replacement. So her opportunity cost of replacing a set of brakes is one-half of a clutch
replacement. In the time it takes Bill to replace a set of brakes, he can complete one-third of a
clutch replacement. So his opportunity cost of replacing a set of brakes is one-third of a clutch
replacement. Because Bill’s opportunity cost of replacing a set of brakes is lower than Nancy’s,
Bill has a comparative advantage in replacing brakes. That means that Nancy has a comparative
advantage in replacing clutches. Nancy also has an absolute advantage over Bill in replacing
clutches, since it takes her two hours less than it takes Bill to perform that job. Since each takes
the same amount of time to replace a set of brakes, neither person has an absolute advantage in
9. Susan can pick 4 pounds of coffee in an hour or 2 pounds of nuts. Tom can pick 2 pounds of
coffee in an hour or 4 pounds of nuts. Each works 6 hours a day.
a. What is the maximum number of pounds of coffee the two can pick in a day?
b. What is the maximum number of pounds of nuts the two can pick in a day?

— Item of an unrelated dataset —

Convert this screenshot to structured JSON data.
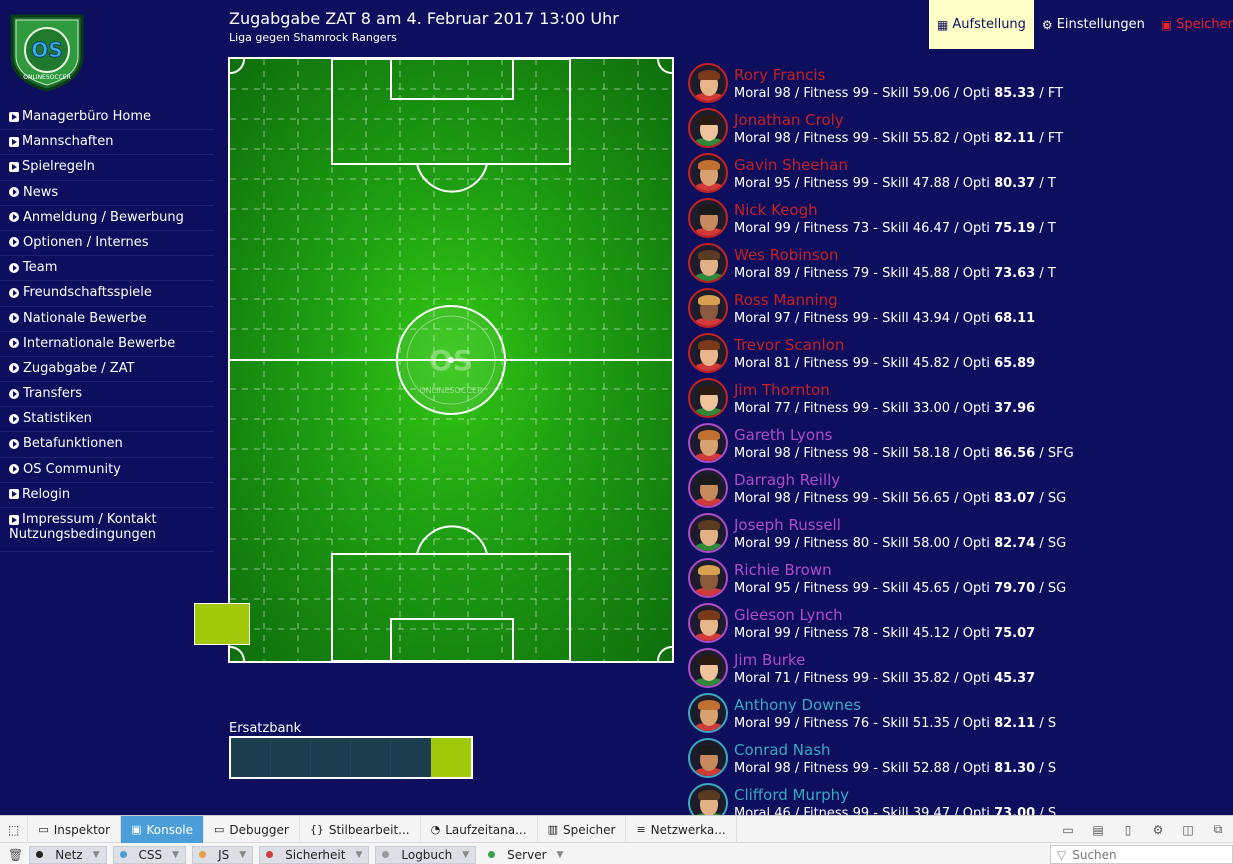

c. If Susan and Tom were picking the maximum number of pounds of coffee when they decided
that they would like to begin picking 4 pounds of nuts per day, who should pick the nuts and
why? How many pounds of coffee would they still be able to pick?
d. Now suppose Susan and Tom were picking the maximum number of pounds of nuts when they
decided that they would like to begin picking 8 pounds of coffee per day, who should pick the
coffee and why? How many pounds of nuts would they still be able to pick?
e. Would it be possible for Susan and Tom to pick a total of 26 pounds of nuts and 20 pounds of
coffee each day? If so, how much of each good should each person pick?
Answer: a. Their maximum possible coffee output is 36 pounds per day (12 from Tom, 24 from
b. Their maximum possible output of nuts is also 36 pounds per day (12 from Susan, 24 from
c. Tom should be sent to pick nuts, since his opportunity cost (half a pound of coffee per pound
of nuts) is lower than Susan’s (2 pounds of coffee per pound of nuts). Since it would take Tom
only one hour to pick four pounds of nuts, he can still pick 10 pounds of coffee in his 5 working
hours that remain. Added to Susan’s 24 pounds, they will have a total of 34 pounds of coffee per
d. Susan should be sent to pick coffee, since her opportunity cost (half a pound of nuts per pound
of coffee) is lower than Tom’s (2 pounds of nuts per pound of coffee). It will take Susan 2 hours
to pick 8 pounds of coffee, which means that she can still pick 8 pounds of nuts. So they will
have a total of 32 pounds per day of nuts.
e. Yes, it is possible. To pick 26 pounds of nuts per day, Tom should work full time picking nuts
(24 pounds per day) and Susan should spend one hour per day picking nuts (2 pounds per day).
Susan would still have 5 hours available to devote to coffee picking, so she can pick 20 pounds
of coffee per day.